Last week, I got into a discussion with my fellow copyeditor about English as a second language (ESL). Sort of. We were discussing the number of staff writers and contributors that we have who speak and write English as a second (or third, or fifth) language. The general consensus of our conversation was: “They really are the best. Seriously.” I know, pretty lackluster for people who deal with words for a living. Don’t judge. Anyway, I can’t remember the reason we even got started talking about it in the first place, but it basically boils down to the fact that I’m in complete awe of people who don’t speak English as their primary language who write for a primarily English-speaking magazine.
English is hard, y’all. It only sort of makes sense in the best-case scenarios, and is a holy mess the rest of the time.
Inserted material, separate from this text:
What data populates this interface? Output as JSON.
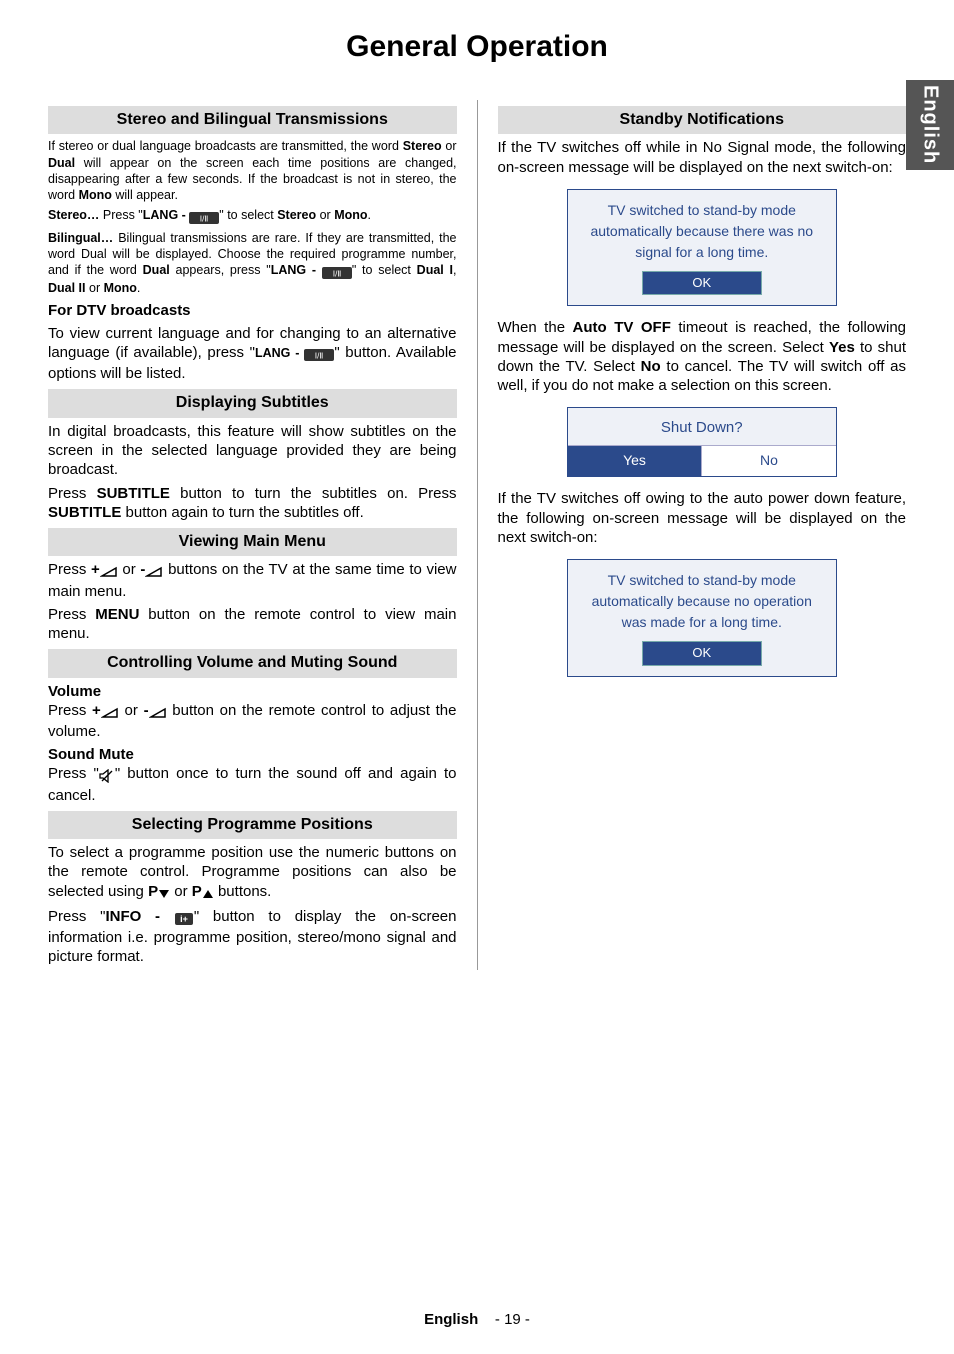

We shouldn’t even bother having spelling and grammar rules, because there are so many exceptions that the rules are pretty much pointless. There is absolutely no consistency whatsoever, and, unlike almost every other language, you can’t obtain proficiency by simply memorizing the rules of grammar; instead, you have to memorize every single stupid quirk and idiosyncrasy of the language. I can’t imagine how anyone could possibly do that. And yet, so many do.
I fully acknowledge the linguistic privilege that comes from growing up in an English-speaking household, raised by two teachers who were responsible, at least partially, for making sure their students (and their children) had a mastery of the language. I’m also incredibly lucky to have gone to college, where I essentially majored in words. I studied words and sentences and works of literature intensively. And, frankly, I think people who learned English as a second language worked much harder than I ever did.
When I first started editing for Persephone, I came across a few articles that kind of stood out at me. The syntax and construction was just a little off. I’d seen this before when I was editing academic papers, usually when people were writing about things outside of their main disciplines. And then someone mentioned that this writer or that does not speak English as their primary language. And suddenly, all of the pieces fell into place. Their syntax looked off to me because it was logical. Their writing followed specifically set rules as to where words go in a sentence, how prefixes and suffixes are used, and how sentences are assembled. Of course it looked strange to me. English doesn’t follow any of those rules, not consistently, at least. What is even more interesting to me is that once I know a writer’s primary language, I can deconstruct and reconstruct their sentences pretty easily. Most languages have their own flow, certain “tells” that indicate when a native speaker is writing in a language other than their primary one. But the fact that anyone who learned English after first being fluent or proficient in another language can write an article fit for publication and easily read, understood, and discussed is absolutely astounding to me.
And I can’t even begin to tell you how impressed I am with our writers who are non-native English-speakers. Not to mention our commenters. I see comments sometimes, not just here, but other places, in which people apologize for their writing, explaining that English isn’t their first language. And I just wish I could convey, in this complicated and ridiculous mess of words that is the English language, just how incredible I find it. Learning another language, any language, is difficult, but English is its own particular brand of messy, and anyone who is willing to try to tackle that, and then share their efforts with others, has nothing but my complete respect.
So I never want to hear or read anyone apologizing for their imperfect English. I guarantee that even with a lifetime of study, I could never be as proficient in another language as so many non-native speakers are in English. So say what’s on your mind, write out what you have to say, and don’t apologize. If anyone has a problem with whatever tiny technical errors you might make, you just tell ’em to talk to the Grammar Bitch.